What do you hope your children learn from seeing you run your business? Children only know what they’re taught and what they experience. I want them to see the world differently and interact with things differently. For example, we went out to dinner the other night, and I brought a Tupperware to take our leftovers home instead of a plastic container from the restaurant. Also, if they use a plastic fork, I want them to see that it’s not really disposable and they should take it home, wash it and use it again and again. I want this thinking to be second nature to them and jarring for them when things aren’t done this way.
What are the best and most challenging things about being an NJMOMpreneur? Having my own business gives me more flexibility in my schedule, even though I work twice as hard. It’s nice to have the flexibility to close a certain day, attend a specific event, or take a trip. Of course, the most challenging thing about it is that no matter what your plans are, sometimes the business has to grab your attention, and no matter what you’d planned, you need to be there, the same way a child with an emergency needs you.
How do you unwind after a particularly stressful day? The best place for me to unwind is at home, snuggled on the couch with my husband. We’ll have a glass of wine or build a fire to relax. Family is everything to me, so being with my husband and the kids is the best reset.
What is Dry Goods Refillery’s best-seller, and what’s your favorite? We sell a lot of olive oil, coffee beans, and laundry detergent, which are very easy to refill. As far as having a personal favorite, the truth is that if I don’t love it, I don’t sell it. But if I have to pick one thing, it’s this incredible nut-free granola from Hungry Bird. My kid has a peanut allergy, and this is so delicious and gives me such peace of mind.
What are some of your favorite NJ businesses? I’m very into female empowerment and sustainability, and with that being said, I love Sustainable Haus Mercantile, a zero waste, refill, and home goods shop. The owner, Jeanette, is the OG of sustainability. Another that I can’t live without is Java’s Compost, a business that makes it simple for customers to compost in a way that best fits their particular needs and lifestyle. I use them personally and commercially at the store, and they take every scrap and compostable wrapper. Another business I’m crazy about is DIP, which has salon-quality, great shampoo, and conditioner bars, so it is plastic-free hair care.
Please share some places in NJ that you and your family enjoy. Every year we spend a few nights in Cape May and love the “simpler” existence we find there. We bike and get ice cream, and spend time at the beach. Hiking is also very high on our list, and we’ll usually head to the Watchung Reservation or Jockey Hollow trails in Morristown.

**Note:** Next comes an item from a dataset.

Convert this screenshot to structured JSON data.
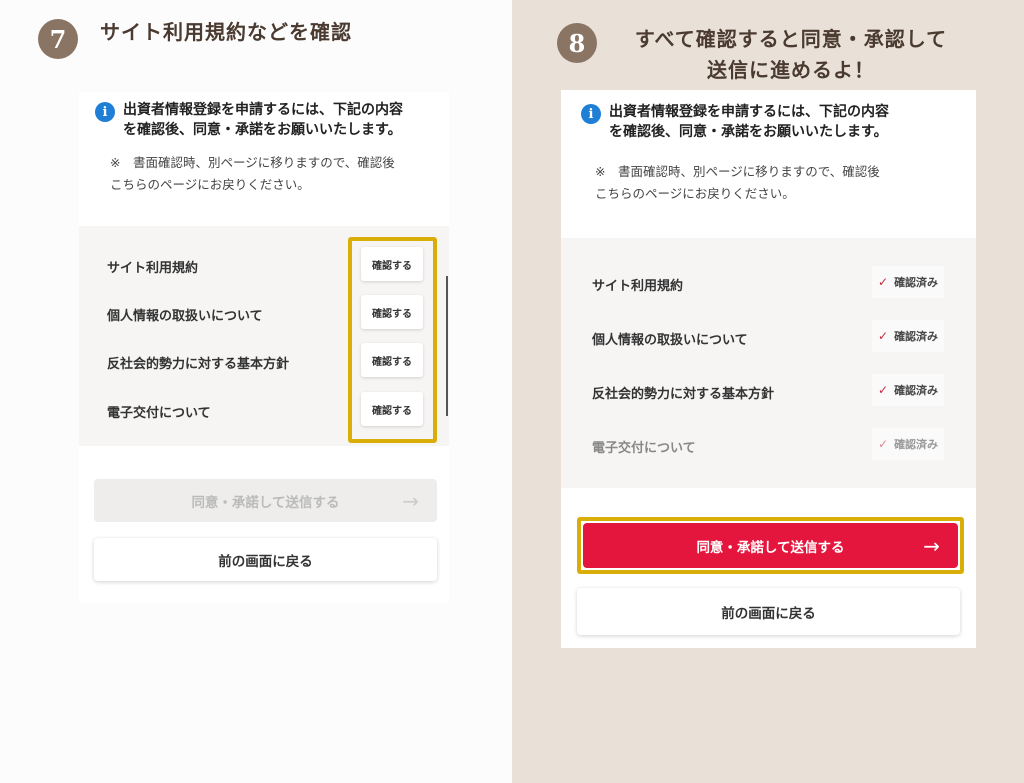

What’s your best piece of advice for an NJMOMpreneur just starting? Having a business is like being a parent—you can’t just clock in and go home. Going into it, know that you’ll have days where you feel like you’re on top of it all and days where you feel like you’re failing, but if you have a passion and love for what you’re doing it’s totally worth it!